When you’re purchasing canned food, for instance, canned beans, do you look for low-sodium varieties? Or, once you open a can, do you rinse the food, hoping to rinse away the salt? Have you wondered if there is enough difference between the low-sodium and regular-sodium items to make it worth the cost difference?
To learn more about sodium content in canned goods, we reached out to Linda Benjamin Bobroff, PhD, RD, LD/N, Dept. of Family, Youth & Community Sciences, University of Florida, and Danielle Hammond-Krueger, MPH, RD, LD, Extension Program Specialist, Department of Nutrition and Food Science, Texas A&M AgriLife Extension Service.
Dr. Linda Benjamin Bobroff: “According to the USDA Nutrient Database, rinsing the beans doesn’t decrease the sodium very much, but there is a great difference between regular and low-sodium beans. As an example, for 100 grams of canned red kidney beans:
|Regular, solids and liquids:||655 mg sodium|
|Low sodium, solids and liquids:||117 mg sodium|
|Regular, drained, solids only:||231 mg sodium|
|Regular, drained and rinsed, solids only:||208 mg sodium|
Please consult the USDA Nutrient Database for values of specific canned food.”
Danielle Hammond-Krueger: “There are a few studies examining the reduction in sodium based on the principles of rinsing and draining various canned vegetables. The percent reduction in sodium per serving varies from study to study. I have included those resources below.

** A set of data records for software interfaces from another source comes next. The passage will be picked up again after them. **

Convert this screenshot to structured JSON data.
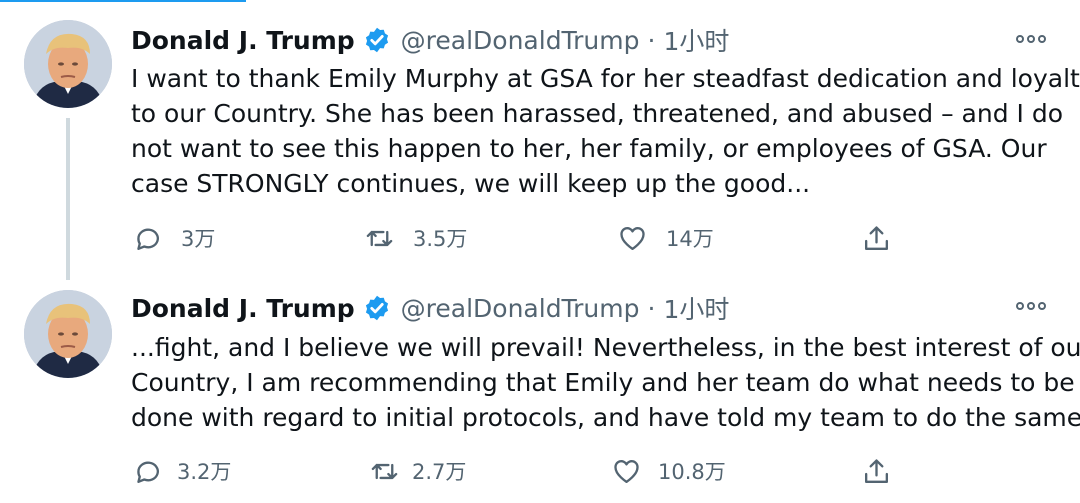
{
  "colors": {
    "accent": "#1d9bf0",
    "text": "#0f1419",
    "muted": "#536471",
    "thread_line": "#cfd9de"
  },
  "tweets": [
    {
      "author_name": "Donald J. Trump",
      "verified_icon": "verified-badge-icon",
      "handle": "@realDonaldTrump",
      "separator": "·",
      "time": "1小时",
      "text_lines": [
        "I want to thank Emily Murphy at GSA for her steadfast dedication and loyalty",
        "to our Country. She has been harassed, threatened, and abused – and I do",
        "not want to see this happen to her, her family, or employees of GSA. Our",
        "case STRONGLY continues, we will keep up the good..."
      ],
      "replies": "3万",
      "retweets": "3.5万",
      "likes": "14万"
    },
    {
      "author_name": "Donald J. Trump",
      "verified_icon": "verified-badge-icon",
      "handle": "@realDonaldTrump",
      "separator": "·",
      "time": "1小时",
      "text_lines": [
        "...fight, and I believe we will prevail! Nevertheless, in the best interest of our",
        "Country, I am recommending that Emily and her team do what needs to be",
        "done with regard to initial protocols, and have told my team to do the same."
      ],
      "replies": "3.2万",
      "retweets": "2.7万",
      "likes": "10.8万"
    }
  ]
}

Despite the variance in percent sodium reduction, the principles of draining and rinsing do have merit. The reduction in sodium can vary between 9-41%. In the Jones and Mount (2009) study, they particularly examined specific bean varieties and looked at both the draining and rinsing techniques separately. In draining (2 minutes) the packing liquid, they saw a reduction of 36% sodium content. Rinsing (10 seconds under lukewarm water) and draining (2 minutes) beans resulted in a 41% sodium reduction. However, an additional study (Haytowitz, 2011) showed lower sodium reduction in a variety of canned vegetables, approximately 9-23%.

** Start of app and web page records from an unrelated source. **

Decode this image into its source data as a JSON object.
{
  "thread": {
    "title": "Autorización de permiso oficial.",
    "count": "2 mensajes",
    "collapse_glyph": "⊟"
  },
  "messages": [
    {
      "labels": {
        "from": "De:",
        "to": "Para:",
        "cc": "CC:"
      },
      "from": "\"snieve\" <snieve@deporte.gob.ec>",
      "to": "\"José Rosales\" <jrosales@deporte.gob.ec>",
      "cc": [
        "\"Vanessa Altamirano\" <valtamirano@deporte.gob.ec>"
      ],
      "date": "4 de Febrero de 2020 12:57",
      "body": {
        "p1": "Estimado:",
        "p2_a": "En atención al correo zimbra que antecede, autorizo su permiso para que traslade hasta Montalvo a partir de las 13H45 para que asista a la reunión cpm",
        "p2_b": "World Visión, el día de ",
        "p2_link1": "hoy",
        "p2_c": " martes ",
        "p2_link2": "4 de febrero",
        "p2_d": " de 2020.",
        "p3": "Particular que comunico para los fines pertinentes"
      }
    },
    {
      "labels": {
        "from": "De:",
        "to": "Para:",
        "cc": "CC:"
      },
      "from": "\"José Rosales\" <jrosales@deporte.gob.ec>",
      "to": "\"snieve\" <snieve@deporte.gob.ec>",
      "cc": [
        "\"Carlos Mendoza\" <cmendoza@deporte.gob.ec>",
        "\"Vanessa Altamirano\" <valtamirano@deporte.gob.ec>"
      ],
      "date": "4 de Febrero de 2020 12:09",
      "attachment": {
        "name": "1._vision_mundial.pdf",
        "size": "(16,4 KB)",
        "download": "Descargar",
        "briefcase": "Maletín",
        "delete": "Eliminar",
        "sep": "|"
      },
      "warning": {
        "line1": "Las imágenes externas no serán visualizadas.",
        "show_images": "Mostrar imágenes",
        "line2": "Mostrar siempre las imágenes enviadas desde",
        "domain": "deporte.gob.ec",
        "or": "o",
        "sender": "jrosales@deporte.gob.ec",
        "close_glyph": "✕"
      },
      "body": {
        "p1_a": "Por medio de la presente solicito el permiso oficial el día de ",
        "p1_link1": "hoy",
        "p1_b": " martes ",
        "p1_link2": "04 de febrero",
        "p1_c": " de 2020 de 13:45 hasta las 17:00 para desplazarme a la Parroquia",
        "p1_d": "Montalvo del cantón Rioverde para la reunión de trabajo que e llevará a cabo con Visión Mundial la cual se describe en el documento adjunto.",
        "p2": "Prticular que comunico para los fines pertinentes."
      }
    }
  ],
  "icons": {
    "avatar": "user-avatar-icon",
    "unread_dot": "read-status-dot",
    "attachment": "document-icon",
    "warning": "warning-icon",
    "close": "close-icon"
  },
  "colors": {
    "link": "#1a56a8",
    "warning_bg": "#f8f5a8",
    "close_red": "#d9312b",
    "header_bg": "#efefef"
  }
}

According to FDA nutrition labeling standards, items labeled as “low sodium” would require them to contain 140 milligrams of sodium or less per serving. The results indicated in the Jones and Mount study resulted in reduction of 503 milligrams per serving to 295 milligrams per serving for the rinsing and draining technique. Unfortunately, neither study can mimic the sodium content in “low sodium”-labeled products. However, if cost is an issue, rinsing and draining canned vegetables can lower the sodium content to be considered “reduced sodium.” I have not seen any indication to not rinse canned vegetables to decrease sodium content. In fact, Bush Brothers and Company has recommended rinsing and draining as a practice for reducing sodium content in canned beans. One should note: There is minimal loss of other nutrients such as calcium, iron, and certain vitamins depending on their presence in the product. However, these results varied and were not significant in loss based on percent daily value.

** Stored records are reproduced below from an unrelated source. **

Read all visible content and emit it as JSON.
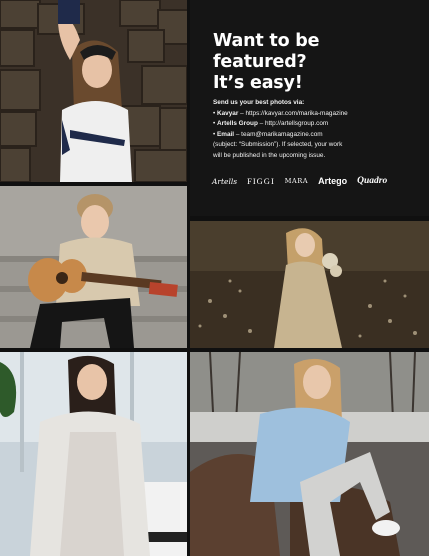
{
  "panel": {
    "headline_lines": [
      "Want to be",
      "featured?",
      "It’s easy!"
    ],
    "lead": "Send us your best photos via:",
    "items": [
      {
        "label": "Kavyar",
        "text": " – https://kavyar.com/marika-magazine"
      },
      {
        "label": "Artells Group",
        "text": " – http://artellsgroup.com"
      },
      {
        "label": "Email",
        "text": " – team@marikamagazine.com"
      }
    ],
    "note_lines": [
      "(subject: “Submission”). If selected, your work",
      "will be published in the upcoming issue."
    ],
    "logos": [
      "Artells",
      "FIGGI",
      "MARA",
      "Artego",
      "Quadro"
    ]
  },
  "photos": [
    {
      "subject": "girl-bandana-stone-wall"
    },
    {
      "subject": "boy-guitar"
    },
    {
      "subject": "girl-field-dress"
    },
    {
      "subject": "girl-fur-vest-piano"
    },
    {
      "subject": "girl-blue-jacket-rocks"
    }
  ],
  "colors": {
    "background": "#101010",
    "panel": "#151515",
    "text": "#ffffff"
  }
}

Bean varieties provide a great source of fiber, folate, iron, calcium, and are a good source of protein. For those individuals who require a low-sodium diet, the low sodium option for canned beans may be the best option. However, for those consumers who avoid purchasing canned vegetables due to the sodium content, rinsing and draining techniques can help to reduce the sodium content. Consumers can enjoy the nutritional benefits and convenience of canned beans while reducing sodium by following the practice of rinsing and draining.”
Jones JB, Mount JR. Sodium reduction in canned bean varieties by draining and rinsing. Presented at the Institute of Food Technologists Annual Meeting; June 6–10, 2009; Anaheim, CA. 2009.
Bush Brothers and Company. Enjoying nutrient-rich canned beans with less sodium (fact sheet) Knoxville, TN: Bush Brothers and Company; 2009.
Haytowitz DB. Effect of draining and rinsing on the sodium and water soluble vitamin content of canned vegetables. Nutrient Data Lab, USDA-ARS-BHNRC; FASEB Journal, 25:609.3, 2011.
“Collection of canned food items in the pantry” by Salvation Army USA West is licensed under CC BY.